When your family splits, it’s an emotional time for everyone, particularly children. Your child is important to both you and your former spouse, but living as a split family comes with challenges.
Why Child Support Is Important
Child support is money paid to your former spouse for the benefit of your child; the money is not for your former spouse. If a court requires you to pay alimony, that money is for your spouse and is separate from any child support obligation. Child support money is intended for the purpose of keeping your child in the same position that he or she would have been if the family had remained together.
Even though your marriage may not have lasted, your relationship with your child is important. You will likely do everything in your power to ensure that your child has the best opportunities, the best schooling, the best medical care, and feels loved. Part of that is ensuring that he or she has adequate financial support.
What Child Support Covers
Some people think that child support should only cover the bare essentials. While it’s true that food and clothing are part of child support, it also includes much more. Child support covers a broad range of child necessities, including:
- School costs
- Extracurricular activities
- Medical care

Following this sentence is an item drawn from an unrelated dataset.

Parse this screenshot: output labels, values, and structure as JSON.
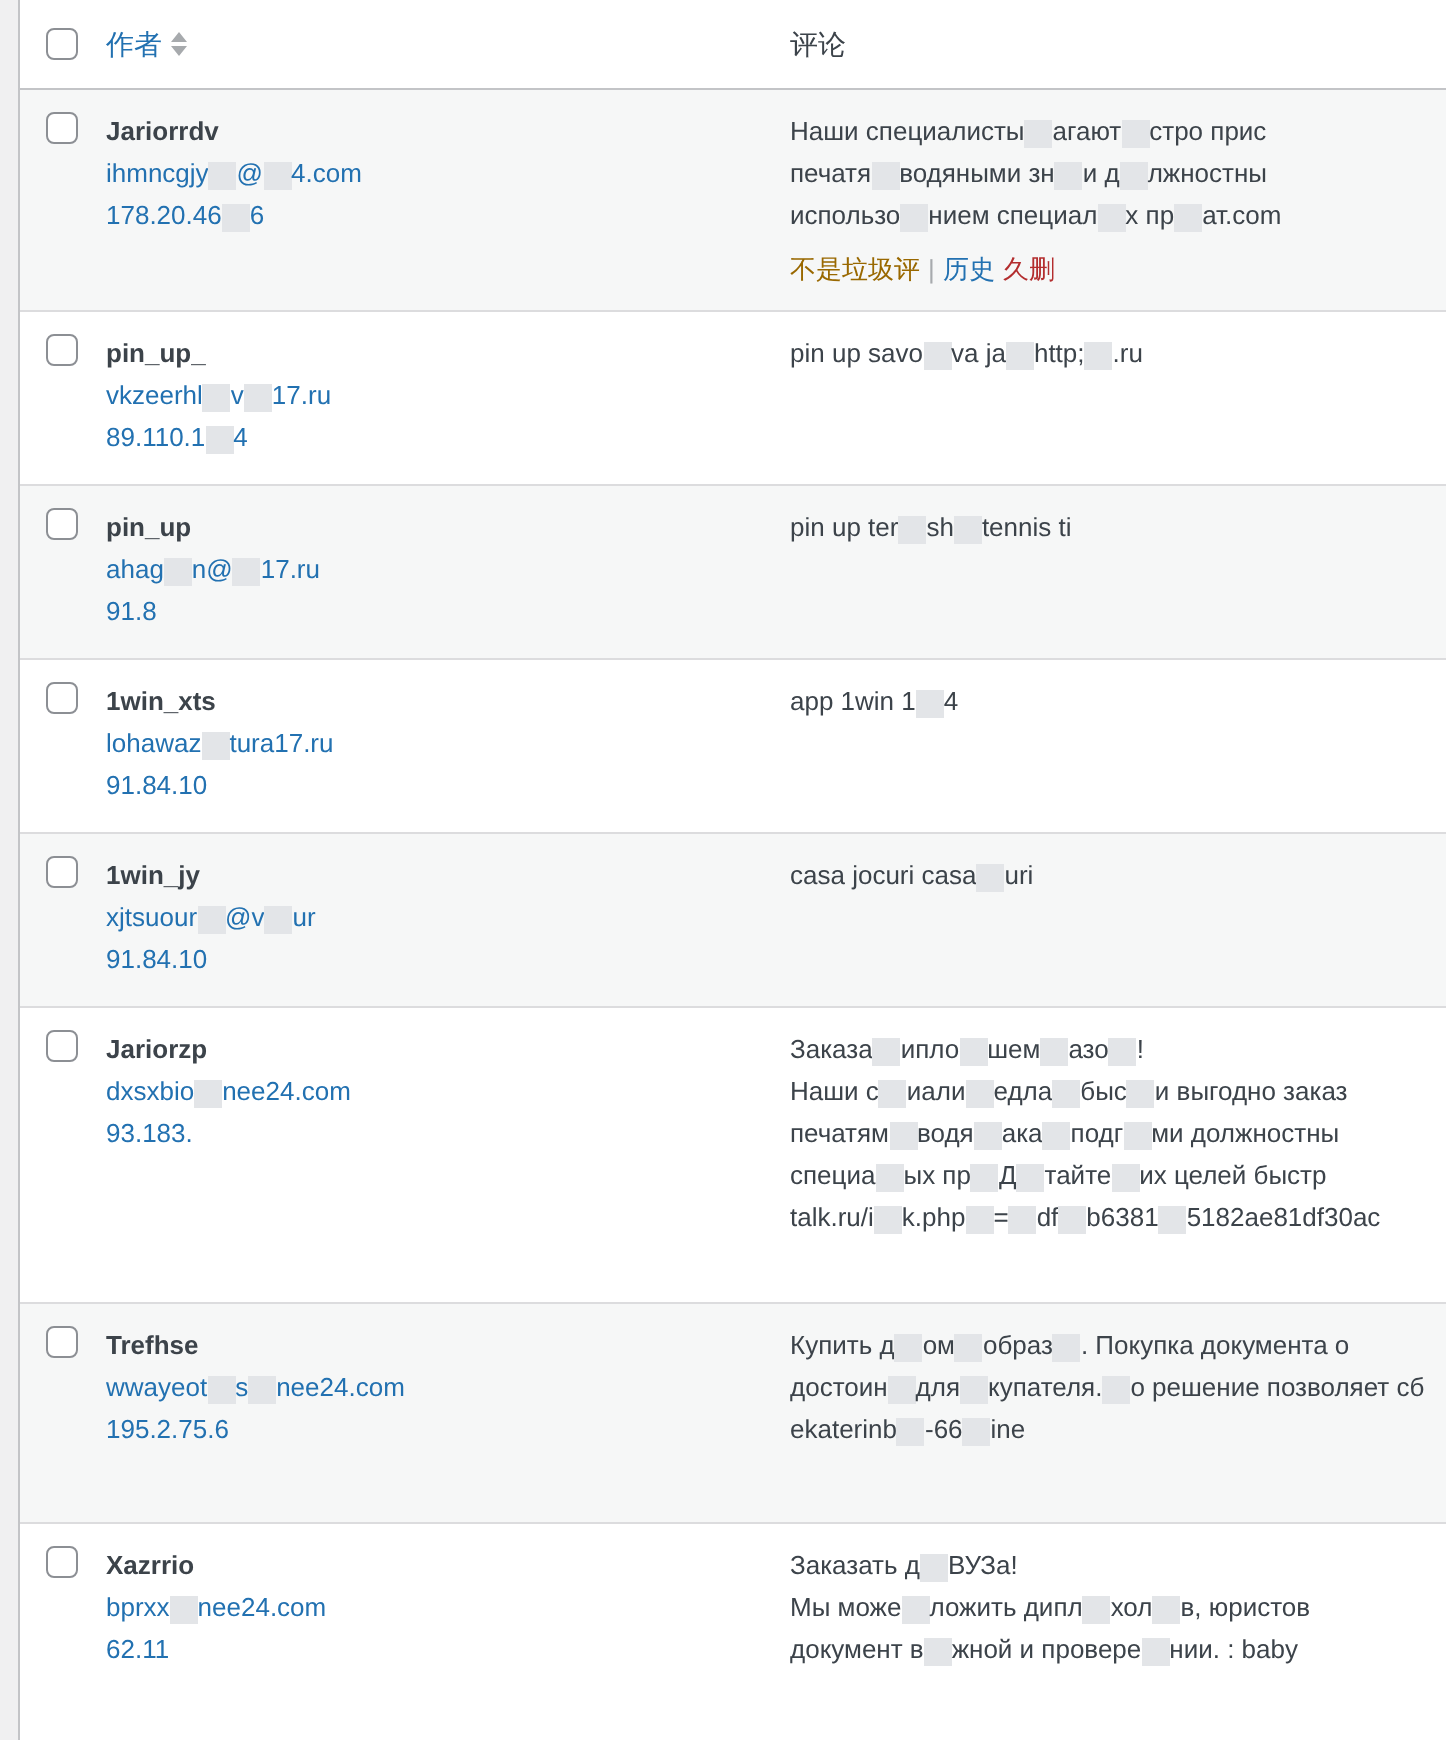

The costs of raising a child today are extremely high. From the rising price of schooling to higher gas prices, it’s much more expensive to raise your child today than it was for your parents to raise you. Because of that, it’s important that both parents contribute to the costs associated with raising their child, just as a married couple would. When you face the prospect of only seeing your child on weekends or a few nights per week, having to pay your former spouse money each month is a hard pill to swallow. But remember, that money contributes to the care and support of your child, which is what’s really important.
Changes in Child Support
When a court issues a child support order, that obligation is not set in stone; the court can change your child support payments if your circumstances change. However, you should never reduce or stop paying your child support payments without first getting court approval.
Generally, child support payments continue until your child reaches the age of eighteen. At that point, your child support payments will stop. Prior to that time, however, you must provide a good reason for reducing or stopping your child support payments.
Not wanting to pay child support anymore is not a good reason to stop your payments. In fact, the court will look negatively upon this, because a failure to pay is really only hurting your child. However, there are legitimate reasons for lowering your child support payments, including:
- Job loss
- Salary reduction
- Medical leave
If you’re experiencing any of these types of financial hardships, it’s important to take action right away. The experienced team at Piazza, Simmons & Grant can help request a court to reduce your child support payments. If you wish to modify your child support obligation, you should take the following steps:
- Gather information related to your original child support order. This information is usually found in your final divorce order or divorce decree, which should include the amount that you’re required to pay and the time frame in which you must pay. You need to provide this information to your attorney so that he or she can make sure you’re current on your payments. If you’re experiencing financial hardship and can’t afford to make your full payment, you should at least make a portion of the support payment. Doing so will show the court your care and concern for the well-being of your child.
- File a motion to modify your child support order. Once we review your original child support order, we can request that the court change the terms of that order. To do this, we file a motion to modify your child support. If your financial situation has changed significantly, we may even request a temporary stop to your child support payments.
- Attend a hearing and present evidence. Prior to any modification, the judge will want to speak with you in person. Your attorney will prepare you for this hearing and stand with you when you speak to the judge. The judge will want to know why you’re looking to change your child support payments and will review your evidence. For this reason, it’s important to keep good records that show you have been paying your child support and that your financial situation has changed. If the judge agrees with you, he or she will grant your motion.
Keep in mind that in most cases, a modification of child support is only temporary; your obligation to pay the original amount will likely resume once your financial hardship has ended. The court may even require you to pay the back child support once you are back in a good financial position. The reason for this is not to punish you, but instead to make sure your that child receives the care and money that he or she deserves.
Our Trusted Family Lawyers Can Help You
Whenever you face a family law concern or an issue that you need to address, you deserve to have a trusted family law attorney standing by your side protecting your rights. The legal team at Piazza, Simmons & Grant is ready to help you.
Child support issues are emotional and complex. You need someone who you can trust to help guide you through any challenges that you may face. You need an advocate on your side to ensure that your child is getting the full support he or she deserves.
Contact us today to schedule a no-obligation consultation with a member of our experienced team. Call Piazza, Simmons & Grant at (203) 348-2465, or contact us online. We look forward to working with you.